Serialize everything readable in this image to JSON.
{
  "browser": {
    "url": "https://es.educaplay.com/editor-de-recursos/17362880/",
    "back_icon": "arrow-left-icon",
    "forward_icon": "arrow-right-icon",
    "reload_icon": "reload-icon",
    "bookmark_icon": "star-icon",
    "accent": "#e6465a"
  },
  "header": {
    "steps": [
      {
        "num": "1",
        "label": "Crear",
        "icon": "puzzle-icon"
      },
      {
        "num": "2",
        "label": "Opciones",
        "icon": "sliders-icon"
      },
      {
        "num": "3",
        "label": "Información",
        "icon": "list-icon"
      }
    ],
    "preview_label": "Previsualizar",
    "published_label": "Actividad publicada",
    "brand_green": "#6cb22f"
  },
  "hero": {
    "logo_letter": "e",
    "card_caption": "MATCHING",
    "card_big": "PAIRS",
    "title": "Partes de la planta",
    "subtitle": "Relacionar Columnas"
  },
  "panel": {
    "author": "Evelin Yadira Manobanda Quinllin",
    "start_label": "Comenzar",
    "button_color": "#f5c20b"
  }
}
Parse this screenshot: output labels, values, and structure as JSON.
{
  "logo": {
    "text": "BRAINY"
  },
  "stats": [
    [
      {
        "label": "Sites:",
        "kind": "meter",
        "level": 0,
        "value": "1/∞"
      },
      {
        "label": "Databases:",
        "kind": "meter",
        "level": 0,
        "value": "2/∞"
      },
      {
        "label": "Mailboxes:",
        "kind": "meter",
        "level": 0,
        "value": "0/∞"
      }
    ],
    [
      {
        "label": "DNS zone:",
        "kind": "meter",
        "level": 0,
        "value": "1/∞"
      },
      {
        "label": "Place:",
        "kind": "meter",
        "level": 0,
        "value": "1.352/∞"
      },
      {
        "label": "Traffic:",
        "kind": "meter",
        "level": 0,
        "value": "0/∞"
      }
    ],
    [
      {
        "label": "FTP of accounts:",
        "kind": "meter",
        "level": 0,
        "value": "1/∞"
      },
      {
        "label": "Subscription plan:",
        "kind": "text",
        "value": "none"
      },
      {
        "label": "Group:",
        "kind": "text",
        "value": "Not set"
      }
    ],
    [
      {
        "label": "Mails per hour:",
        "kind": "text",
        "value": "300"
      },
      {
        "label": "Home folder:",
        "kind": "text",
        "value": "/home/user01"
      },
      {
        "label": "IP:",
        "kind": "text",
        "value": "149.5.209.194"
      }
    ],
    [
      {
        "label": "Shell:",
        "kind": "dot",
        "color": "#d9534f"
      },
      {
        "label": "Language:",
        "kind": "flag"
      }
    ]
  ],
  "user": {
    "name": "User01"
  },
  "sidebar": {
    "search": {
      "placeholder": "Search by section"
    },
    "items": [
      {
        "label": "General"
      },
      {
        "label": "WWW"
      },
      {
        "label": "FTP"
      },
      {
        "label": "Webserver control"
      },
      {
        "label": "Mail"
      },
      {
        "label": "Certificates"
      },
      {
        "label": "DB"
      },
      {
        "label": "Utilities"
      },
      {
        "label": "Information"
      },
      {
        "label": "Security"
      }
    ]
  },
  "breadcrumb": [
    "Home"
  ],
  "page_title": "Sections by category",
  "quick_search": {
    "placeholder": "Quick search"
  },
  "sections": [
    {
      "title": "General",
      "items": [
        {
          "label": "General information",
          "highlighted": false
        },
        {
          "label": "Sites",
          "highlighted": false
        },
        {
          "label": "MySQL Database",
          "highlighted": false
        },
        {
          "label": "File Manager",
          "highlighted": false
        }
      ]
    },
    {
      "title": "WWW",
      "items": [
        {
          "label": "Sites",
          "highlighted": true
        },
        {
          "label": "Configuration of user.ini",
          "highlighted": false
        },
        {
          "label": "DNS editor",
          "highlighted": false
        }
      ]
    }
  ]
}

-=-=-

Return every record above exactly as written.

SOLUTION FOR THIS PROBLEM =
Serialize everything readable in this image to JSON.
{
  "browser": {
    "url": "https://es.educaplay.com/editor-de-recursos/17362880/",
    "back_icon": "arrow-left-icon",
    "forward_icon": "arrow-right-icon",
    "reload_icon": "reload-icon",
    "bookmark_icon": "star-icon",
    "accent": "#e6465a"
  },
  "header": {
    "steps": [
      {
        "num": "1",
        "label": "Crear",
        "icon": "puzzle-icon"
      },
      {
        "num": "2",
        "label": "Opciones",
        "icon": "sliders-icon"
      },
      {
        "num": "3",
        "label": "Información",
        "icon": "list-icon"
      }
    ],
    "preview_label": "Previsualizar",
    "published_label": "Actividad publicada",
    "brand_green": "#6cb22f"
  },
  "hero": {
    "logo_letter": "e",
    "card_caption": "MATCHING",
    "card_big": "PAIRS",
    "title": "Partes de la planta",
    "subtitle": "Relacionar Columnas"
  },
  "panel": {
    "author": "Evelin Yadira Manobanda Quinllin",
    "start_label": "Comenzar",
    "button_color": "#f5c20b"
  }
}
Parse this screenshot: output labels, values, and structure as JSON.
{
  "logo": {
    "text": "BRAINY"
  },
  "stats": [
    [
      {
        "label": "Sites:",
        "kind": "meter",
        "level": 0,
        "value": "1/∞"
      },
      {
        "label": "Databases:",
        "kind": "meter",
        "level": 0,
        "value": "2/∞"
      },
      {
        "label": "Mailboxes:",
        "kind": "meter",
        "level": 0,
        "value": "0/∞"
      }
    ],
    [
      {
        "label": "DNS zone:",
        "kind": "meter",
        "level": 0,
        "value": "1/∞"
      },
      {
        "label": "Place:",
        "kind": "meter",
        "level": 0,
        "value": "1.352/∞"
      },
      {
        "label": "Traffic:",
        "kind": "meter",
        "level": 0,
        "value": "0/∞"
      }
    ],
    [
      {
        "label": "FTP of accounts:",
        "kind": "meter",
        "level": 0,
        "value": "1/∞"
      },
      {
        "label": "Subscription plan:",
        "kind": "text",
        "value": "none"
      },
      {
        "label": "Group:",
        "kind": "text",
        "value": "Not set"
      }
    ],
    [
      {
        "label": "Mails per hour:",
        "kind": "text",
        "value": "300"
      },
      {
        "label": "Home folder:",
        "kind": "text",
        "value": "/home/user01"
      },
      {
        "label": "IP:",
        "kind": "text",
        "value": "149.5.209.194"
      }
    ],
    [
      {
        "label": "Shell:",
        "kind": "dot",
        "color": "#d9534f"
      },
      {
        "label": "Language:",
        "kind": "flag"
      }
    ]
  ],
  "user": {
    "name": "User01"
  },
  "sidebar": {
    "search": {
      "placeholder": "Search by section"
    },
    "items": [
      {
        "label": "General"
      },
      {
        "label": "WWW"
      },
      {
        "label": "FTP"
      },
      {
        "label": "Webserver control"
      },
      {
        "label": "Mail"
      },
      {
        "label": "Certificates"
      },
      {
        "label": "DB"
      },
      {
        "label": "Utilities"
      },
      {
        "label": "Information"
      },
      {
        "label": "Security"
      }
    ]
  },
  "breadcrumb": [
    "Home"
  ],
  "page_title": "Sections by category",
  "quick_search": {
    "placeholder": "Quick search"
  },
  "sections": [
    {
      "title": "General",
      "items": [
        {
          "label": "General information",
          "highlighted": false
        },
        {
          "label": "Sites",
          "highlighted": false
        },
        {
          "label": "MySQL Database",
          "highlighted": false
        },
        {
          "label": "File Manager",
          "highlighted": false
        }
      ]
    },
    {
      "title": "WWW",
      "items": [
        {
          "label": "Sites",
          "highlighted": true
        },
        {
          "label": "Configuration of user.ini",
          "highlighted": false
        },
        {
          "label": "DNS editor",
          "highlighted": false
        }
      ]
    }
  ]
}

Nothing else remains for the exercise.